Even when I send hygiene items, I’ll still toss in something fun. You never know when a game of dodgeball may break out. It’s good to be prepared.

care package- toys

When my friend Abby found out about the fun-factor she wanted to help think of ideas. I was about to send something to my solider based in the mountains and hadn’t come up with anything yet, so I accepted her help.

ABBY EXCITEDLY:  I know! I know!  How about a kite?

ME:  So… a bright, red, diamond-shape in the sky that can be seen for miles attached to a string that leads directly to his position on the ground?

ABBY:  Oh, that wouldn’t be good. What about a canteen?

ME: I have a feeling the Army gives them canteens.
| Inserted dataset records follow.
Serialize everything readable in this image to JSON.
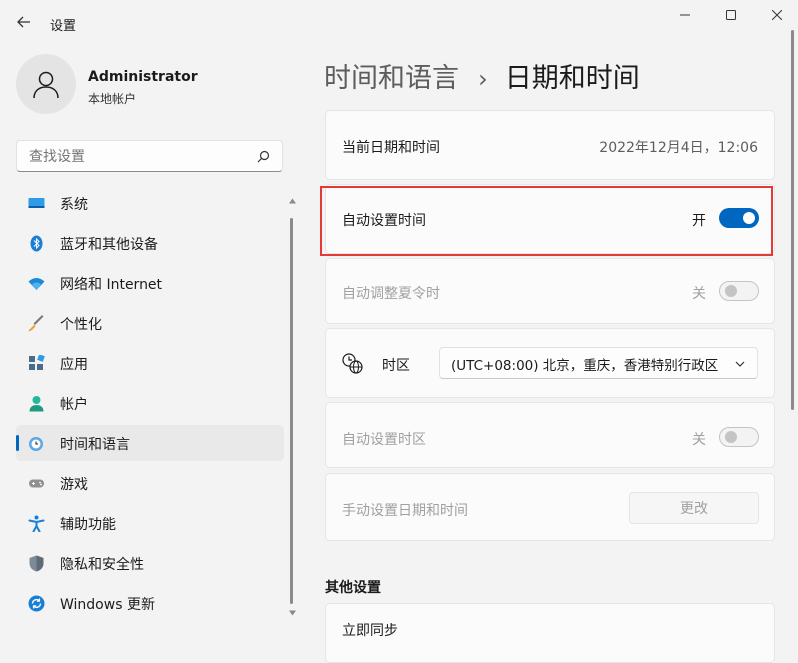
{
  "window": {
    "title": "设置",
    "back_icon": "arrow-left-icon",
    "minimize_icon": "minimize-icon",
    "maximize_icon": "maximize-icon",
    "close_icon": "close-icon"
  },
  "profile": {
    "name": "Administrator",
    "account_type": "本地帐户",
    "avatar_icon": "user-icon"
  },
  "search": {
    "placeholder": "查找设置",
    "icon": "search-icon"
  },
  "sidebar": {
    "items": [
      {
        "label": "系统",
        "icon": "system-display-icon"
      },
      {
        "label": "蓝牙和其他设备",
        "icon": "bluetooth-icon"
      },
      {
        "label": "网络和 Internet",
        "icon": "wifi-icon"
      },
      {
        "label": "个性化",
        "icon": "brush-icon"
      },
      {
        "label": "应用",
        "icon": "apps-icon"
      },
      {
        "label": "帐户",
        "icon": "account-icon"
      },
      {
        "label": "时间和语言",
        "icon": "time-language-icon",
        "selected": true
      },
      {
        "label": "游戏",
        "icon": "gamepad-icon"
      },
      {
        "label": "辅助功能",
        "icon": "accessibility-icon"
      },
      {
        "label": "隐私和安全性",
        "icon": "shield-icon"
      },
      {
        "label": "Windows 更新",
        "icon": "windows-update-icon"
      }
    ]
  },
  "breadcrumb": {
    "parent": "时间和语言",
    "separator": "›",
    "current": "日期和时间"
  },
  "content": {
    "current_datetime": {
      "label": "当前日期和时间",
      "value": "2022年12月4日，12:06"
    },
    "auto_time": {
      "label": "自动设置时间",
      "state_label": "开",
      "on": true
    },
    "auto_dst": {
      "label": "自动调整夏令时",
      "state_label": "关",
      "on": false,
      "disabled": true
    },
    "timezone": {
      "label": "时区",
      "icon": "globe-clock-icon",
      "selected": "(UTC+08:00) 北京，重庆，香港特别行政区",
      "dropdown_icon": "chevron-down-icon"
    },
    "auto_timezone": {
      "label": "自动设置时区",
      "state_label": "关",
      "on": false,
      "disabled": true
    },
    "manual_set": {
      "label": "手动设置日期和时间",
      "button_label": "更改",
      "disabled": true
    },
    "other_settings_title": "其他设置",
    "partial_next_label": "立即同步"
  },
  "colors": {
    "accent": "#0067c0",
    "highlight_box": "#e53935",
    "background": "#f3f3f3"
  }
}
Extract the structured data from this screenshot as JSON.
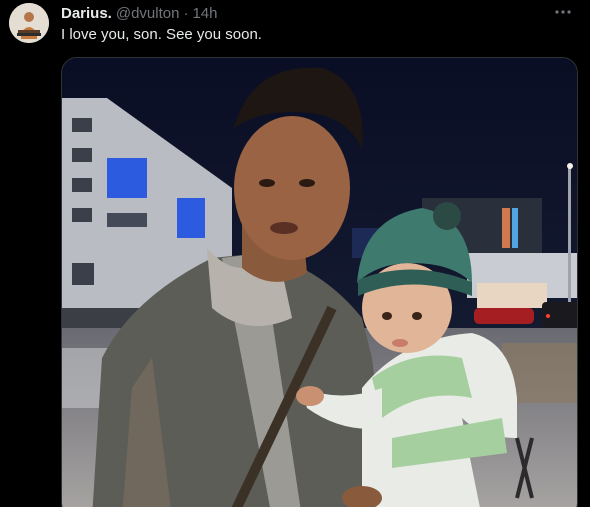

The Army may have even invented canteens.

Abby and I had a good laugh as we decided she should help in other ways. Imagine a kite in these mountains near his base.

Mountains near my adopted soldier's base in Afghanistan

Afghanistan

A different box

Of course, there’s more than one kind of box you can fill that makes a difference. That would be a mailbox because a simple letter or postcard can mean a great deal.

One thing I like about Soldiers’ Angels is the opportunity to help other members with their projects. Last week, an “angel” put the word out that her adopted soldier, a female combat medic, and her entire unit (50 soldiers) were having some tough days. The angel wanted to send them a care package filled with encouraging letters and postcards from all across the country. It only took a few minutes to write a letter and postcard. It only cost two stamps and the price of the postcard.

letters to the troops

While the luau box was fun, I love that I can make an impact by doing something small too. Because if there’s one place in the world where little things mean a lot, it’s wherever our troops are far from home.

© Gina left the mall, 2013